Securities Services: Regulatory arbitrage: herd mentality
Systemic wrisk has to be limited say industry bodies, inter-dealers, consultants, lawyers and those on the operational side of the OTC market. But they also say that, following the financial crisis, there have been changes in markets that are heading in the exact direction that the regulators would want. They also say that efforts to intensively regulate the market will lead to adverse consequences, such as regulatory arbitrage.
One example of the market adjusting on its own is that many more OTC derivatives are being cleared in the wake of the crisis. David Jenkins, the European energy manager at interdealer broker Tradition, says that whereas two years ago an OTC derivatives contract would simply be between two parties, today a clearing house is usually involved. Jenkins says: "There would be a straight contract between, for example, BP and Goldman Sachs, but instead of there being a contract between the two, they would each have a contract with a clearing house or central clearing counter-party (CCP). Now, instead of having an obligation to each other, they have an obligation to the CCP."
Jenkins' area of expertise is oil, the market in which he estimates has gone from 10% cleared to more than 60%. "It's likely that regulation will force it to be nearly 100%, but the market participants are forcing the change in any case."
In the wake of the crisis, the market has backed away from the products that lost institutions - and eventually the taxpayer- billions. These products include derivatives relating to mortgage collateralisation, such as credit default swaps.
"OTC markets are not opaque," says Alex McDonald, CEO of the Wholesale Market Brokers Association (WMBA), which represents inter-dealer brokers in the OTC markets. "What were opaque structured products in credit have largely disappeared because people didn't want to buy them. They couldn't value them, so they couldn't sell them. That market died a death. In the past few months we've seen some ordinary asset backed securities return to the market, but these are old-fashioned asset backed securities; ones that are based on secure mortgages."
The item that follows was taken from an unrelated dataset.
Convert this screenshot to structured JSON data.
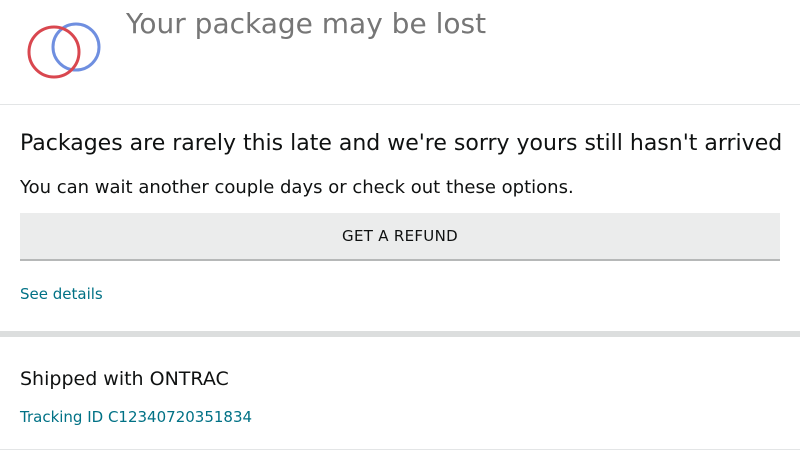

But the ambition for all OTC products to be cleared is fraught with danger, according to the WMBA. That danger can be summarised in the term: regulatory arbitrage. This acknowledges that capital moves into areas where regulation is weakest and hence the argument goes that systemic problems will reoccur.
"Overly stringent rules in the EU and the US risk causing banks to move into other regimes, such as Singapore and the UK," warns WMBA chairman David Clark.
Some consider that the more immediate concern is the divergence between the two biggest markets of Europe and the US. "There is an increasing likelihood that the US legislation will be more interventionist than the European, which will probably be more pragmatic," says Ruben Lee, CEO of the consulting firm, Oxford Finance Group, and author of a new report on the governance of financial market infrastructure.
The Dodd-Frank Act in the US, signed in July, mandates the clearing of OTC derivatives that a clearing house will accept and that regulators believe should be cleared. Although legislation has not been passed, this is an indication of why the US is seen as adopting a more ‘prescriptive' approach compared to Europe.
According to Clark, capital will migrate to countries whose capital charges are lowest. This is an issue that saw more than 160 European companies write to Brussels in January, asking for exemption from a requirement that OTC derivatives be cleared.
On the issue of regulatory arbitrage, Principal Global Investors' chief operations officer, Barb McKenzie, is more sanguine: "I would like to think that the regulators are coming together to avoid arbitrage opportunities," she says.
"There are no guarantees, but it kind of played out that way after Enron and Sarbanes Oxley, where other regulators adopted similar practices, albeit slightly differently. In markets, the herd rule is everything."
The herd rule may be everything in the future, but right now the uncertainty will prompt speculators to try to take advantage.